PURPOSE: To test the efficacy of an automatic room and vehicle decontamination system on MRSA killing in various locations, including a locker room, training room, and bus.

METHODS: Using a sterile inoculating loop, an isolated colony of USA100 MRSA was inoculated into a flask Trypric Soy Broth (TSB). In a BSC, a 10 μl aliquot of the test culture was added to the non-frosted end of a sterile glass slide using a calibrated micro pipette. The inoculums were spread over a 1" × 1" surface of the slide using a sterile pipette tip. The slides were placed at various locations throughout the room. Using a Zimek Touch-Free Rapid Decontamination System, The room was treated for 76 minutes (25 minute misting, 20 minute dwell, and 31 minute Zvac).

RESULTS: An average kill of 99.9996% was observed with no cells recovered. The untreated controls averaged 2,820,000 CFU/carrier.

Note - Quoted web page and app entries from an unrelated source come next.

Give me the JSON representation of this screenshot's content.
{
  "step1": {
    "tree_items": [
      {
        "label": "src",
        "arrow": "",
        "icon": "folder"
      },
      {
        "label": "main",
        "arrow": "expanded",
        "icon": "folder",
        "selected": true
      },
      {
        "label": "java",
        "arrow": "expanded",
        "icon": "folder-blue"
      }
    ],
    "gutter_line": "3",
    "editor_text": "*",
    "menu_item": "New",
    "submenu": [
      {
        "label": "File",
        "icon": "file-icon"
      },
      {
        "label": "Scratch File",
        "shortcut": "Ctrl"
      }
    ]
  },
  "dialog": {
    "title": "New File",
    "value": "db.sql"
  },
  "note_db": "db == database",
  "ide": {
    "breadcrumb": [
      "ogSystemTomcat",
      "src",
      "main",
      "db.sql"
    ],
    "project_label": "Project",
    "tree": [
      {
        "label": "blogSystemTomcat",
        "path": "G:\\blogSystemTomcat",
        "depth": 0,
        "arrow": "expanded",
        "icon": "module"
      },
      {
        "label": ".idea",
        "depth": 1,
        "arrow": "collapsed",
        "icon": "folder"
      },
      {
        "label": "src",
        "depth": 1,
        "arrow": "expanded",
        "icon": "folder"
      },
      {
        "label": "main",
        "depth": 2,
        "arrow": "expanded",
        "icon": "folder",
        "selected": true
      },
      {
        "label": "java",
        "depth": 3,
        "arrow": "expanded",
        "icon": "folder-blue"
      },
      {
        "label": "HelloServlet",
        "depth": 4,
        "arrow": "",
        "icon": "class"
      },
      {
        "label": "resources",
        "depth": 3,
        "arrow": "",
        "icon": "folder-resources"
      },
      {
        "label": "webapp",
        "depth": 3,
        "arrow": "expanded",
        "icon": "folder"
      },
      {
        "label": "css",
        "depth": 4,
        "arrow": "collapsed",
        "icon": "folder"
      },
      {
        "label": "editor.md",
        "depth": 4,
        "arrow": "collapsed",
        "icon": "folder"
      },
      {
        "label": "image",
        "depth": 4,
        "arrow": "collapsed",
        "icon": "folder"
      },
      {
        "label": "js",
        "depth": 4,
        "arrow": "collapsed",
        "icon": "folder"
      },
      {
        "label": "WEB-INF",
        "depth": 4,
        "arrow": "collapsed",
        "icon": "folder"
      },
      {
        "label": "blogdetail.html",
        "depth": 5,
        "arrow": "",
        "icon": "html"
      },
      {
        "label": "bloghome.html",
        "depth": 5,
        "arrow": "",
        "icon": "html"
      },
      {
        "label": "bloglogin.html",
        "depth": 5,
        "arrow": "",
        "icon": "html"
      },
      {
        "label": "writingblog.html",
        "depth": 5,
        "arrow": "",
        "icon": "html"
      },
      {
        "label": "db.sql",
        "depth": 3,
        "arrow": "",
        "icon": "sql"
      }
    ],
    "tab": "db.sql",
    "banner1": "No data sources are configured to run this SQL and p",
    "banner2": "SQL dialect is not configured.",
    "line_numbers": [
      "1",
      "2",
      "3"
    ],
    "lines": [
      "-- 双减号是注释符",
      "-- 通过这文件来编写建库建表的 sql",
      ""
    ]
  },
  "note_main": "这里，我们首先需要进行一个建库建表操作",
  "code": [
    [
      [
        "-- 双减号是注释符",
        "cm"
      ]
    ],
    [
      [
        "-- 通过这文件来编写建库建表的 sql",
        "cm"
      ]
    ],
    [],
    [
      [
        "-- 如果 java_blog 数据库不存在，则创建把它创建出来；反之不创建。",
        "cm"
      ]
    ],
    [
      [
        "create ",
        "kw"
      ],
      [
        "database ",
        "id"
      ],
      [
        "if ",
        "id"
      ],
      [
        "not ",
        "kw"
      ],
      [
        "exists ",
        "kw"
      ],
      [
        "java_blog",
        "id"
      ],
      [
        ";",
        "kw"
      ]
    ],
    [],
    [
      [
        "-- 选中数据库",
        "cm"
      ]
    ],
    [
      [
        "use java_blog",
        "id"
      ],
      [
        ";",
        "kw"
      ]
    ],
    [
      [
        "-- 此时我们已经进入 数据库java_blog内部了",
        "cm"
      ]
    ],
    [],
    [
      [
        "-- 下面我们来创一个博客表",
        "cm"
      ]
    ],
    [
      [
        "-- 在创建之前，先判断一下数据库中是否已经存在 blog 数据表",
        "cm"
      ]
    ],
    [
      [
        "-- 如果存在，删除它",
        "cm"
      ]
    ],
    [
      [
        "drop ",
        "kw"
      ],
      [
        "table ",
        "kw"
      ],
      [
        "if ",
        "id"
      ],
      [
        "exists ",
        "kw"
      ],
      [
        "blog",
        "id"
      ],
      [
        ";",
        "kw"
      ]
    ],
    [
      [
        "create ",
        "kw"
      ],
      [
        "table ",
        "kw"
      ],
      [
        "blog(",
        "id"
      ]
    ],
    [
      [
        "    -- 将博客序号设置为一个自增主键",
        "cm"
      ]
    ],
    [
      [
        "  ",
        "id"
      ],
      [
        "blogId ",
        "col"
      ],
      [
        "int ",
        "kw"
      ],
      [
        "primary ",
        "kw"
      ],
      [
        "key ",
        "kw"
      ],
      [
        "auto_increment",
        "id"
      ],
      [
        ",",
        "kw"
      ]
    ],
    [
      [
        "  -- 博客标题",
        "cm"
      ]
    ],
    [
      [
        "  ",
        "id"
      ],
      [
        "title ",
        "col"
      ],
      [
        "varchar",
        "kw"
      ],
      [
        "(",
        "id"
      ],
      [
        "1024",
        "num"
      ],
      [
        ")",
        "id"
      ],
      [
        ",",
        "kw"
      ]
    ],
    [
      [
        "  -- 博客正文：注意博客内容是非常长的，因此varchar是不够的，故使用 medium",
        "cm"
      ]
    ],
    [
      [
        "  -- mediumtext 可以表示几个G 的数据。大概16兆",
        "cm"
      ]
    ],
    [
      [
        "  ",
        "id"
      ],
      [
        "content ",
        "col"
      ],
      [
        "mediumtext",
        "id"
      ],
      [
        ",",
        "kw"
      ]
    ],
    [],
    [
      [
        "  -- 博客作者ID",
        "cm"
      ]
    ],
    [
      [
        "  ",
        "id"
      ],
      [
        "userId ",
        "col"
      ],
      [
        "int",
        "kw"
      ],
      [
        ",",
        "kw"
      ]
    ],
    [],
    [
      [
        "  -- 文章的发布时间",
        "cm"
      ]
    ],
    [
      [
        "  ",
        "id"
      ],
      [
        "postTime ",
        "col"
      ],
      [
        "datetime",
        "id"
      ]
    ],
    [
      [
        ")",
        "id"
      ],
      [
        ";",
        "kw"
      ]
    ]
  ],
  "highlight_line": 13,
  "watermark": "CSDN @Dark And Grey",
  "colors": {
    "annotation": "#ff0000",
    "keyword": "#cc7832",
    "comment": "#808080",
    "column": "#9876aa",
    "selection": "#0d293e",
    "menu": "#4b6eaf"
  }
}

CONCLUSIONS: The automated decontamination process effectively eradicated MRSA from multiple athletic facilities that have been implicit in transmission of cutaneous infections.

© 2011 American College of Sports Medicine